Trying to select and find a stockbroker can be like trying to pick good apples from bad!
Just because they have a few letters after their name doesn't mean they don't bear any bruises ...
Or that they're to be esteemed and trusted for that reason!
Frankly, a person novice at investing puts himself at the mercy of nothing more than a well-dressed salesperson!
Stock brokers who work on a commission and/or bonus often place their personal economic interest before yours!
The message here isn't to avoid getting a stockbroker, whose guidance more people could stand to receive, but rather, to exercise caution and due diligence when selecting an advisor and don't be afraid to "check up" on his work now and then.
Check your stockbroker about the following:
- Variable Fees
- Flat Fees
- How is he approaching investing?
- What are his criteria for making decisions?
- Ask if he has an interest or stake in any company whose products or services he recommends.
- And finally, drop by his office and do check it out!
Stock Brokers must be dedicated to achieving the financial goals of their customers by understanding their needs, by offering quality research, analysis, advice and opportunities and by providing fast, accurate, superior and expert service!
To many people the stock market seems pretty mysterious, and they're often tentative about making investments.
But believe me! You don't need an economics degree to learn how the markets work ...
But you do need the advice and experience of a good stockbroker!
Stock brokers today have a range of services tailored for the needs of the growing numbers of shareholders.
There are three levels of service you can take:
1. Dealing or Execution Only
You simply call the stockbroker and instruct them to buy or sell the shares you want. They carry out your instructions but will not give you any advice on your decision.
You can always take advice from another properly qualified financial adviser.
With this service you will get the benefit of the broker's expert advice.
They will discuss with you their views on various companies and recommend whether you should buy, sell or keep hold of your shares.
Make sure you feel comfortable with and understand what your broker is saying to you.
The broker will take all the buying and selling decisions, contact you regularly to keep you informed, and tell you how much your portfolio is worth.
Choosing a Stockbroker
Selecting a stockbroker to handle your securities transactions is an important process, but it's vital that you first understand your own investment philosophy and the services you'll require.
Determine how you will handle decision-making, your risk tolerance, your goals, the amount you'll be investing and how you'll be paying for your investments.
First time's a charm!
Many people investing in the stock market for the first time need a stockbroker to hold their hand through the process.
Not all brokers provide that, but an ideal broker, carefully chosen, is often the best way to start out.
Many first-time investors don't know the proper terminology involved in trades and can make an error when ordering from a busy trader who doesn't give advice.
Do not hesitate to ask friends, neighbors and business associates for recommendations.
Then go shopping among several different stock brokers!
Be candid about the amount of money you are willing to invest and how active you want your account to be.
A stockbroker who has been told that you want a stable, conservative portfolio will be less likely to call you with every hot new tip.

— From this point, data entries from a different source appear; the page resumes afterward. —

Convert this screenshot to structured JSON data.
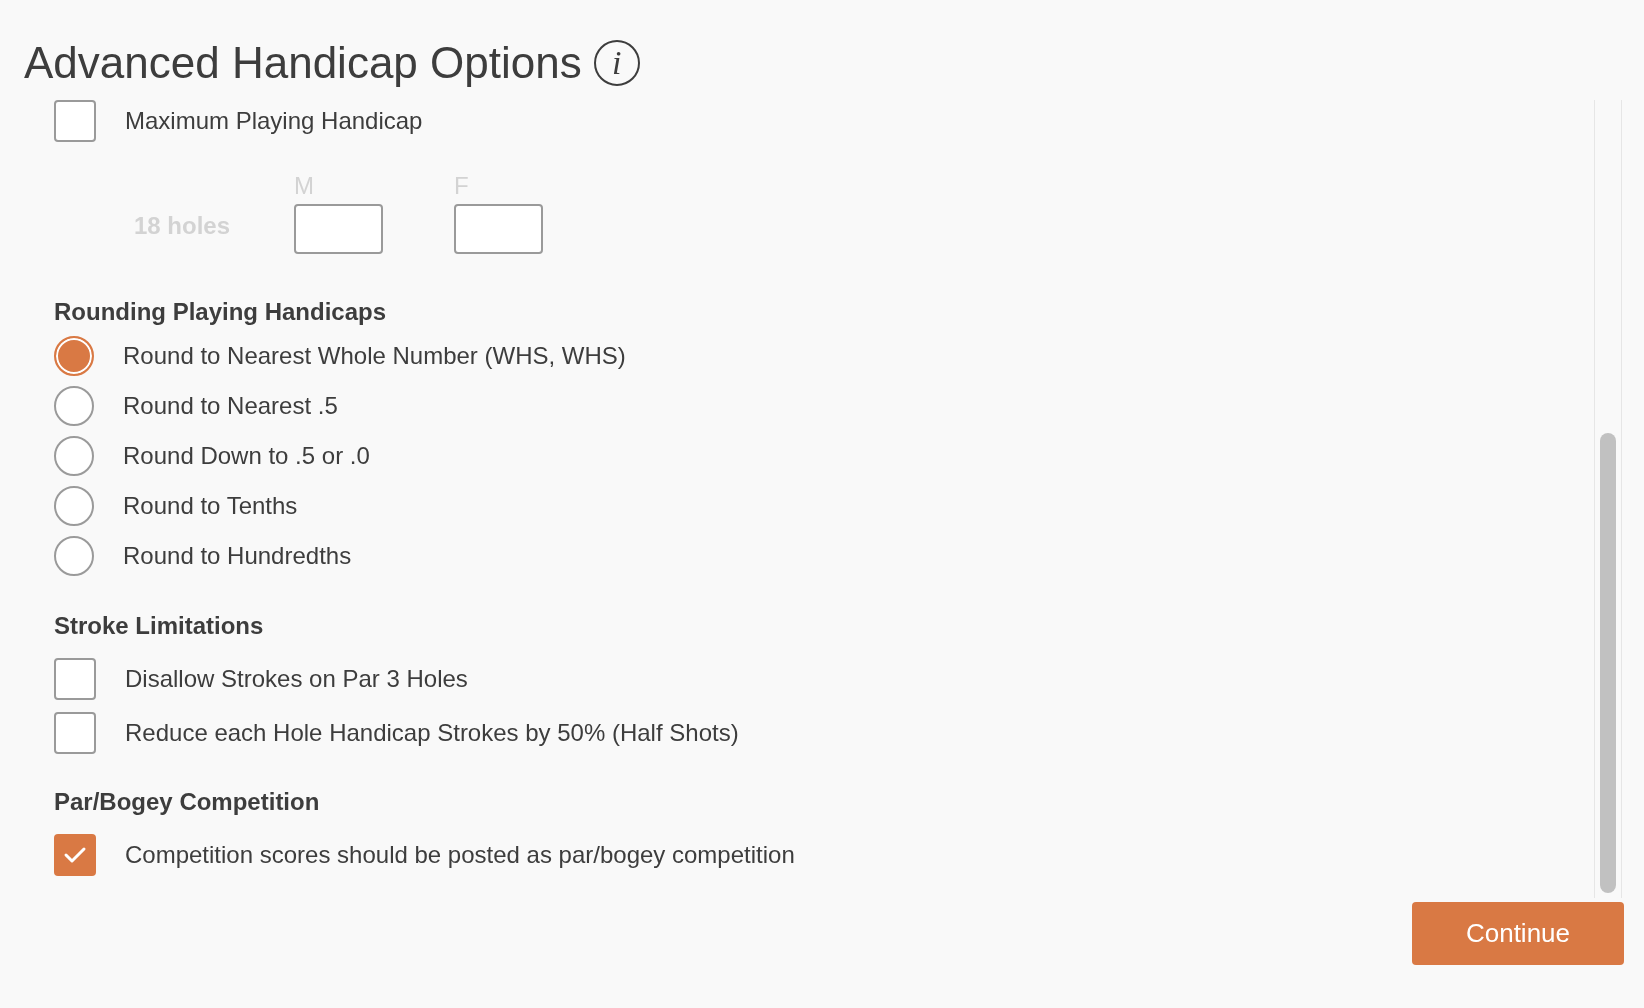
{
  "title": "Advanced Handicap Options",
  "info_icon": "i",
  "max_handicap": {
    "label": "Maximum Playing Handicap",
    "checked": false,
    "row_label": "18 holes",
    "fields": [
      {
        "label": "M"
      },
      {
        "label": "F"
      }
    ]
  },
  "rounding": {
    "heading": "Rounding Playing Handicaps",
    "options": [
      {
        "label": "Round to Nearest Whole Number (WHS, WHS)",
        "selected": true
      },
      {
        "label": "Round to Nearest .5",
        "selected": false
      },
      {
        "label": "Round Down to .5 or .0",
        "selected": false
      },
      {
        "label": "Round to Tenths",
        "selected": false
      },
      {
        "label": "Round to Hundredths",
        "selected": false
      }
    ]
  },
  "stroke_limitations": {
    "heading": "Stroke Limitations",
    "options": [
      {
        "label": "Disallow Strokes on Par 3 Holes",
        "checked": false
      },
      {
        "label": "Reduce each Hole Handicap Strokes by 50% (Half Shots)",
        "checked": false
      }
    ]
  },
  "par_bogey": {
    "heading": "Par/Bogey Competition",
    "options": [
      {
        "label": "Competition scores should be posted as par/bogey competition",
        "checked": true
      }
    ]
  },
  "continue_button": "Continue"
}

When interviewing potential brokers, find out how extensive the research information and trading resources of the firm are.
Building a relationship!
Don't allow yourself to be pressured or bullied. After all, it is your money. Discuss how often you may be likely to ask for specific price quotes.
If there is activity in a stock and conditions are changing rapidly, frequent price quotes should be no problem ...
But if you telephone simply out of routine or nervousness, you may be cutting into time that your stockbroker could better spend going over his research or otherwise monitoring the market.